Nowadays, the focus is on ransomware because of its destructiveness: business operations are disrupted, technical remediation is difficult, organizations often have to shut down temporarily as they attempt to recover, and they are costly (regardless of whether the ransom has been paid). And recent research from Cybereason suggest that paying the ransom doesn’t protect organizations from being hit again, with many reporting a second ransomware attack within a month of the first.
What’s a little assuring is that just a little under a quarter of respondents in our survey say their organization detect ransomware attacks frequently, or very frequently.
That’s not to say defenders don’t have to worry about ransomware attacks – attackers are increasingly option for ransomware over other attack methods. As the Verizon DBIR noted, a quarter of breaches last year involved ransomware. And ransomware is top of mind for IT security professionals: When asked which types of attacks worried them most, 61% cited ransomware, followed by 54% for phishing.

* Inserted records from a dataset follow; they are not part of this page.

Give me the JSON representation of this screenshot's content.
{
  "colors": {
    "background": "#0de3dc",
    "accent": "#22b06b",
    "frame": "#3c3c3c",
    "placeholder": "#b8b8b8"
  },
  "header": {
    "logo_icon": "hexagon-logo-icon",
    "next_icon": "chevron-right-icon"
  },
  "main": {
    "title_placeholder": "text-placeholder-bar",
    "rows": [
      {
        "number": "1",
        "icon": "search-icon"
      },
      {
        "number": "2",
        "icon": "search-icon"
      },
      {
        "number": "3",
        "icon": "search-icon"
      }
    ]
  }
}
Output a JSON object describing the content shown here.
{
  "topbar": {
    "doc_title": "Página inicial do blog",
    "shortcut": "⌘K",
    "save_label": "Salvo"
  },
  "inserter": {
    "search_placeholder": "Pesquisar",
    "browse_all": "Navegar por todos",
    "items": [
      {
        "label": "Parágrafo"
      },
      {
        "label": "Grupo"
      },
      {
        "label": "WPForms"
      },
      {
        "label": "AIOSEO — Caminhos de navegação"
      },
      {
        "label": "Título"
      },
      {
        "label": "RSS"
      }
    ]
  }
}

There are many different types of malware attacks, and many of the sophisticated ones are rarely seen against enterprises. Multivector malware that behaves different depending on the system it infects is frequently used in targeted attacks, which explains why 28% of IT security professionals say their organizations have never detected this threat. Similarly, despite concerns abound over basic security controls missing in the Internet of Things, more than half of IT security professionals said their organization rarely, or never, detected attacks targeting IoT and other non-traditional systems. Also rarely detected are fileless malware that resides in memory (44%) and cross-platform malware designed to target more than one platform or operating system (50%).
Even so, IT security teams can’t pay attention to only frequent attacks. Many threats – such as malware designed to infect routers or other networking equipment, or malware compromises that are the result of a security breach with a supplier – may occur less frequently, but are no less calamitous when they hit the organization. A quarter of respondents say they’ve occasionally detected malware targeting cloud systems, 24% occasionally detected malware targeting networking equipment, and 21% occasionally encountered malware that was triggered by a security incident or compromise on supplier networks and systems.
There is a lot of rumbling right now about how automation can help with security defense. That is particularly true in this case, as automating threat detection and remediation for the more commonly seen threats could free up defenders to focus on the “occasional” and “rare” attacks that can be just as problematic for the organization, if not more.